Diabetes and high blood pressure cause more than 70 percent of the cases of end stage kidney disease in Georgia. End stage kidney disease or renal disease (ESRD) occurs when the kidneys can no longer filter out waste from the body. Usually this happens because uncontrolled diabetes and high blood pressure have damaged the blood vessels to the kidneys.
Kidney disease is among the most common, serious, and costly chronic diseases in Georgia and the United States. It is the ninth leading cause of death in Georgia, accounting for 1,475 deaths in 2003, equivalent to four deaths every day. The age-adjusted mortality rate of kidney disease in Georgia has been 30 percent to 40 percent higher than that of the United States since 1980.
Georgia has a higher rate of ESRD than the national average. Men are 1.3 times more likely to develop it than women and African Americans are over four times more likely than whites to get it. In 2002, 14,600 patients in Georgia had ESRD, and the estimated cost of treatment was about $905 million.
Oddly, ESRD is not evenly distributed through Georgia. It is more likely in the Southwest and Mid-eastern parts of the state and less common in the northern parts. Kidney disease has five stages and only the final stage requires kidney dialysis or kidney transplant.
If you control your diabetes and high blood pressure, you can often slow down the pace of the disease. Monitor your blood glucose frequently to control your diabetes. And check your blood pressure often even if you have not had blood pressure problems before. Also have regular kidney function tests done by your medical team.
Weight control, being physically active, drinking very little alcohol and taking medication for your diabetes and high blood pressure will help to control these conditions. Salt restriction and getting plenty of vegetables and fruits and adequate amounts of whole grains, beans and peas, and fat-free or reduced-fat dairy foods and small amounts of nuts can help lower blood pressure.
Special blood pressure medicines called ACE inhibitors and angiotensin receptor blockers can slow down kidney disease or prevent it entirely. A doctor may suggest you take one of them even if you do not have high blood pressure.
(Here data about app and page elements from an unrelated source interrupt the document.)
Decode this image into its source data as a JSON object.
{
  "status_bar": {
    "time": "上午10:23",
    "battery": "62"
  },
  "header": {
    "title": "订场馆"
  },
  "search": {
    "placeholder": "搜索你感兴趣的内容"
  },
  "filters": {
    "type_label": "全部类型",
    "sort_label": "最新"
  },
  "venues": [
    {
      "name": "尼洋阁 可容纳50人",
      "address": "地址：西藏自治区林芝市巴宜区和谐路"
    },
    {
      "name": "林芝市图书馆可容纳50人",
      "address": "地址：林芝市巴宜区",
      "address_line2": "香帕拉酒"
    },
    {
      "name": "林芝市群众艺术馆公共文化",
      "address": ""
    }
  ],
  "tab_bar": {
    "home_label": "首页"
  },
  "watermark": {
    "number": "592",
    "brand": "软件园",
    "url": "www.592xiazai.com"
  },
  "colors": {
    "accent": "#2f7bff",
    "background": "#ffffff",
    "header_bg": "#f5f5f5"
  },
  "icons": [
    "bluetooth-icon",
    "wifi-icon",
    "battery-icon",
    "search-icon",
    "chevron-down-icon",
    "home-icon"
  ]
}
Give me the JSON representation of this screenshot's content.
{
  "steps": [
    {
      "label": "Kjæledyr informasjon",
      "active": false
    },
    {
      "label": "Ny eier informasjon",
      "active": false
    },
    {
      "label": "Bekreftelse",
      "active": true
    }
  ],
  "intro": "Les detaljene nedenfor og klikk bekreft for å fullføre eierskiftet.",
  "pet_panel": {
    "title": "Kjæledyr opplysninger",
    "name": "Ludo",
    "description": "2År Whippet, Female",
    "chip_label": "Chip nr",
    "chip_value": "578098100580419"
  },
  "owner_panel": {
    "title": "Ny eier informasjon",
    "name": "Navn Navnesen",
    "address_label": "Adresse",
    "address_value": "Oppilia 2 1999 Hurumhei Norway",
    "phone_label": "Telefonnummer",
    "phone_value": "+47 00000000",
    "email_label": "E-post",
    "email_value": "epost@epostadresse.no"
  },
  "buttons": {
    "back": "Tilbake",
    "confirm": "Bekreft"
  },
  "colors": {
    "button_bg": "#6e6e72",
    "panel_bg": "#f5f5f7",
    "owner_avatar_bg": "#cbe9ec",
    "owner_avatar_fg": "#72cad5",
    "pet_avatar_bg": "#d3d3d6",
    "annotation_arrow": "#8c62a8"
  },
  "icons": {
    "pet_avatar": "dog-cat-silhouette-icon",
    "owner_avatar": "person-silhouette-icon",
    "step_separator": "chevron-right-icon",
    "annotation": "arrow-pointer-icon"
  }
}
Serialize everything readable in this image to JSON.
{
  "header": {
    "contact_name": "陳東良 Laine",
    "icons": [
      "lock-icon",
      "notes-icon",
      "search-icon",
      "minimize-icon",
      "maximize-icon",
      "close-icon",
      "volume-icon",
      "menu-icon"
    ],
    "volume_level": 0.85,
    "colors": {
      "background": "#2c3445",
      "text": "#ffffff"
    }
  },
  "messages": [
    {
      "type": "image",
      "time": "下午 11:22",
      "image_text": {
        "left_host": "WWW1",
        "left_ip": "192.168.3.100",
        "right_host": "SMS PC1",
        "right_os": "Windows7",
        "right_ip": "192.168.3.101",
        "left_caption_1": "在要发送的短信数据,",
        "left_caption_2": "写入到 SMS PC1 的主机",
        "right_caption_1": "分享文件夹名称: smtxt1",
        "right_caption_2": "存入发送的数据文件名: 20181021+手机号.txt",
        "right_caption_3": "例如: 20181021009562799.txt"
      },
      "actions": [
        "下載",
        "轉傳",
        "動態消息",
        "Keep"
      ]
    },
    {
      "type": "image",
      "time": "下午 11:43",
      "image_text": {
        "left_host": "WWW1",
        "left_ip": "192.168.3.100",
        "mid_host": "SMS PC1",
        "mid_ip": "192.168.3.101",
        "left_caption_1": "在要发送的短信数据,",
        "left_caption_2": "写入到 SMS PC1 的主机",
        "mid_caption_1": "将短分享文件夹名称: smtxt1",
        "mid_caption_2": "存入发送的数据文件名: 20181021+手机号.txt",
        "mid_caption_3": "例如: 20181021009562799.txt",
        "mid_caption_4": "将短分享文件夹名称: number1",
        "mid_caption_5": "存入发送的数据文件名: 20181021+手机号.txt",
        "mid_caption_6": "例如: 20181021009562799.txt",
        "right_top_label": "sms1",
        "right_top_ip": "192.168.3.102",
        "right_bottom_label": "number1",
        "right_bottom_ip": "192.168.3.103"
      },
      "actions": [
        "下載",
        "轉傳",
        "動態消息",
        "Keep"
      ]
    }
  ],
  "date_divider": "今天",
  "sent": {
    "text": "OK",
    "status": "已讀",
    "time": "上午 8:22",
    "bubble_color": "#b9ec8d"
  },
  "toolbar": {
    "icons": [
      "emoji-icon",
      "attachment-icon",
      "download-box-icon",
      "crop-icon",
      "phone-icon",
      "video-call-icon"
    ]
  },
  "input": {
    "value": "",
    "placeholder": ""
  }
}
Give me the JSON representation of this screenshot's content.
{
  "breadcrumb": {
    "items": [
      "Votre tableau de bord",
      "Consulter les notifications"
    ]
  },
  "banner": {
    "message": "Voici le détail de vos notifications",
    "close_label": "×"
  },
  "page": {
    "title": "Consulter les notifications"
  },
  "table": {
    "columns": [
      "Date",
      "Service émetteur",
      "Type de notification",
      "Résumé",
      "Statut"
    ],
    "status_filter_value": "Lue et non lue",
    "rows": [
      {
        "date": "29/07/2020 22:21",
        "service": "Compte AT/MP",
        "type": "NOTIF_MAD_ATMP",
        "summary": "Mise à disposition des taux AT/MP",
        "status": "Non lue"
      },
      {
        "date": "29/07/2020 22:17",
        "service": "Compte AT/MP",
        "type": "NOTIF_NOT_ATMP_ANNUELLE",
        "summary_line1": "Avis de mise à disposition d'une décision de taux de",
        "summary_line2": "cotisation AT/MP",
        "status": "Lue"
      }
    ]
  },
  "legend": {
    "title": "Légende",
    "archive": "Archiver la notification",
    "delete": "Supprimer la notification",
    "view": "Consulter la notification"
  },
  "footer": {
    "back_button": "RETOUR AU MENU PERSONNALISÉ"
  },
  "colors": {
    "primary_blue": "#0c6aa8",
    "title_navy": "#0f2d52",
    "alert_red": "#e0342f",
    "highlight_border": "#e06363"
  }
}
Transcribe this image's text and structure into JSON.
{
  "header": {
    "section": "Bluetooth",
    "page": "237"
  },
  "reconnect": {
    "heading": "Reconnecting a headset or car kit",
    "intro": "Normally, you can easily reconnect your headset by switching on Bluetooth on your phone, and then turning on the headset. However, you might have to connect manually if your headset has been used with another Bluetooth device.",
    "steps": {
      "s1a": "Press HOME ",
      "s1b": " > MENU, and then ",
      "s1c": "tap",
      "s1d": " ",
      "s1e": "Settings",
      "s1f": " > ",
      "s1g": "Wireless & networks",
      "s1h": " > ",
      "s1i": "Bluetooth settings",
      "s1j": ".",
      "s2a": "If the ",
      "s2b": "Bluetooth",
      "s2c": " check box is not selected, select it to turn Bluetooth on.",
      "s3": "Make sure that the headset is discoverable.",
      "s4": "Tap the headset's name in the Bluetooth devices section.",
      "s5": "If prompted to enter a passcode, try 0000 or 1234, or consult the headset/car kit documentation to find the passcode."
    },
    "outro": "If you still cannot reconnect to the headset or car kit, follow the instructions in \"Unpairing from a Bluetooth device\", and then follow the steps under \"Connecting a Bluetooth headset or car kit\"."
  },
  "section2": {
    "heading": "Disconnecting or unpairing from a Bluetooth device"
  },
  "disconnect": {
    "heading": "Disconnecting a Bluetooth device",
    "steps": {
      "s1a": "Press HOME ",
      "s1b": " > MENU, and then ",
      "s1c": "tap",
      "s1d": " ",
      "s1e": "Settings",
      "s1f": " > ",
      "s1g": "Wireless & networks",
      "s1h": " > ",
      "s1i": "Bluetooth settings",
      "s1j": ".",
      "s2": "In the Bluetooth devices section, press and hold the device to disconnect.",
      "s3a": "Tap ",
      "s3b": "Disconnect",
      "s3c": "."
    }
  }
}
Clearly kidney disease is serious, but you can make choices to prevent it or at least delay it as long as possible.